GW Pharmaceuticals (GWPH) hit paydirt when its crown jewel -- Epidiolex -- became the first cannabidiol-derived drug approved by the U.S. Food and Drug Administration (FDA). Epidiolex is a treatment for seizures in patients with Lennox-Gastaut syndrome (LGS) and Dravet syndrome, both of which are rare forms of epilepsy. After its initial launch in late 2018, Epidiolex started racking up strong and growing sales. However, the drug's sales growth has been decelerating every quarter, which is reflected in GW Pharmaceuticals' revenue growth. 

GW Pharmaceuticals' shares are down by about 13% since the launch of Epidiolex in November 2018, whereas the S&P 500 index is up by about 22% over the same period. And with the company's decelerating revenue growth, it is worth wondering whether GW Pharmaceuticals is worth investing in today.

Quarter Sequential revenue growth
Q1 2019 485%
Q2 2019 83.7%
Q3 2019 26.4%
Q4 2019 18.7%

Data Source: GW Pharmaceuticals Investor Presentation -- January 2020.

Epidiolex's European launch 

So far, sales of Epidiolex have only been in the U.S. However, in September 2019, GW Pharmaceuticals received approval from the European Medicines Agency (EMA) for Epidiolex (where it goes by the name of Epydiolex). The drug became the first and only approved treatment for seizures associated with LGS or Dravet syndrome in Europe. GW Pharmaceuticals is currently in the process of launching Epidiolex across five major European markets, including France and Germany. Once Epidiolex is launched across Europe, sales of the drug should pick up once again.

Two cannabis leaves on top of a $100 dollar bill.

Image Source: Getty Images.

GW Pharmaceuticals' pipeline 

The launch of Epidiolex in Europe should provide a nice boost to GW Pharmaceuticals' top line, but there's even more to look forward to. Epidiolex is currently being evaluated for seizures associated with tuberous sclerosis complex (TSC), a rare tumor that affects the central nervous system. TSC affects between 40,000 and 80,000 patients in the U.S. alone and around 2 million worldwide. Further, epilepsy affects more than 90% of those with TSC, and for the majority of them, seizures aren't successfully dealt with using standard treatment options. 

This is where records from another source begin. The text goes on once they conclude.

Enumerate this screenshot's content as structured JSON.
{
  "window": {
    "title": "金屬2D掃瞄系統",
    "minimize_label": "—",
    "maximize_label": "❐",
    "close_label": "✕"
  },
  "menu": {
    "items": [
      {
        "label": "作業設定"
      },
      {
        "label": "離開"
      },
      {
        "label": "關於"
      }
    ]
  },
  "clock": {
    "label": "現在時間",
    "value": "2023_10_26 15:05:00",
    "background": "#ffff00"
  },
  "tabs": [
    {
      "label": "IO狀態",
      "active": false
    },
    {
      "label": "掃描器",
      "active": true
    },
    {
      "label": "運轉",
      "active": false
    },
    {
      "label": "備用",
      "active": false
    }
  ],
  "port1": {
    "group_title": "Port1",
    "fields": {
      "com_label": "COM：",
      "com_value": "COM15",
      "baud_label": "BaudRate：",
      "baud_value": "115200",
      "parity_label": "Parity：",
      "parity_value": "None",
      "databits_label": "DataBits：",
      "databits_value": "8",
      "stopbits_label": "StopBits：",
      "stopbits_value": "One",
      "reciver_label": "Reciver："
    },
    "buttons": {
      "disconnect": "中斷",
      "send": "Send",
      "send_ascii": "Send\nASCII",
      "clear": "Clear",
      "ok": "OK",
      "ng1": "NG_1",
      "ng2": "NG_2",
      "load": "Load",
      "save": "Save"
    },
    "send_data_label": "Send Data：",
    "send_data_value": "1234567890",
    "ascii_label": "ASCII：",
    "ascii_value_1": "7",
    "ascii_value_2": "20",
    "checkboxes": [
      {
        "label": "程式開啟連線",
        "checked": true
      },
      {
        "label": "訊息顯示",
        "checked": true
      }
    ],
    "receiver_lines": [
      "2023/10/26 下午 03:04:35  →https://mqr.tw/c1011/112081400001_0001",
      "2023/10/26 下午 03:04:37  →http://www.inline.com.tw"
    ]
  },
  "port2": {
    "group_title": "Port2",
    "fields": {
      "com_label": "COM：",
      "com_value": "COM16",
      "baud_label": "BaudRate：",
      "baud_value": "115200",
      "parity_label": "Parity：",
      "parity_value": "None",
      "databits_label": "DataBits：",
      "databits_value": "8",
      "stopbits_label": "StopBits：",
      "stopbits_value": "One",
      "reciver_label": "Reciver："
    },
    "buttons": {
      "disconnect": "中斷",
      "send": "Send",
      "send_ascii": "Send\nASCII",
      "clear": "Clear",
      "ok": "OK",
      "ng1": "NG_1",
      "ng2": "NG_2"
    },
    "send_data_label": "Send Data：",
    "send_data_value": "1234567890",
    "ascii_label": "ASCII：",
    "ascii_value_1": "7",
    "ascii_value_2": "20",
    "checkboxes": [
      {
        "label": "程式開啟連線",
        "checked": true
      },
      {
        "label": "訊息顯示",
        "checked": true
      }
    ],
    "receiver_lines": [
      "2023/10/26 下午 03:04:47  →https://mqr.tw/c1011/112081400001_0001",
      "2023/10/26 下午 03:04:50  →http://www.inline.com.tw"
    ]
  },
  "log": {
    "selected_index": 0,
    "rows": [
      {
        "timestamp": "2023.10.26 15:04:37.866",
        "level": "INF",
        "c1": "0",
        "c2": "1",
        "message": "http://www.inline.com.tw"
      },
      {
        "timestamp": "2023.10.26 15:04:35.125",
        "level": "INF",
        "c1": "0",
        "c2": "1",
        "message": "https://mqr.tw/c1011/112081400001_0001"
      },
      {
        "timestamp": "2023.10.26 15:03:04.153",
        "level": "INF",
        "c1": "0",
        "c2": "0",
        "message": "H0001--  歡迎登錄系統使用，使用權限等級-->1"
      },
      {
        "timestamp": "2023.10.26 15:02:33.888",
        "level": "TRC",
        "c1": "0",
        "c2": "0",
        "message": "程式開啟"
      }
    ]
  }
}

In other words, there's a need for a treatment for seizures associated with TSC, and Epidiolex looks like a promising option. GW Pharmaceuticals recently presented the results of a phase 3 study of Epidiolex as a treatment for seizure for patients with TSC. The study found that those treated with Epidiolex, as compared to a placebo, experienced a "significantly greater reduction in TSC-associated seizures." GW Pharmaceuticals submitted a supplemental New Drug Application (NDA) to the FDA for Epidiolex as a treatment for TSC-associated seizures, and a decision is expected later this year. 

If all goes well, GW Pharmaceuticals could launch Epidiolex for this new indication by year-end. Epidiolex is also being evaluated for seizures associated with Rett syndrome, an extremely rare condition that affects brain development, primarily in females. GW Pharmaceuticals has products other than Epidiolex in its pipeline; the main one is Sativex, which is currently being evaluated for muscle pain and spasm caused by multiple sclerosis (MS). Sativex -- which is already approved in more than 25 countries outside the U.S -- is currently in phase 3 testing. If Sativex is approved in the U.S., GW Pharmaceuticals' revenue could climb even higher. 

Should you buy?

GW Pharmaceuticals is currently unprofitable. During the third quarter of 2019, the company recorded a net loss per share of $0.04, although that was significantly better than its net loss per share of $0.23 for the third quarter of 2018.  Further, GW Pharmaceuticals' current price-to-sales ratio is 16, which makes it very expensive. Risk-averse investors will probably want to stay away from this pharma company. However, those comfortable with a little risk should think about buying shares of GW Pharmaceuticals.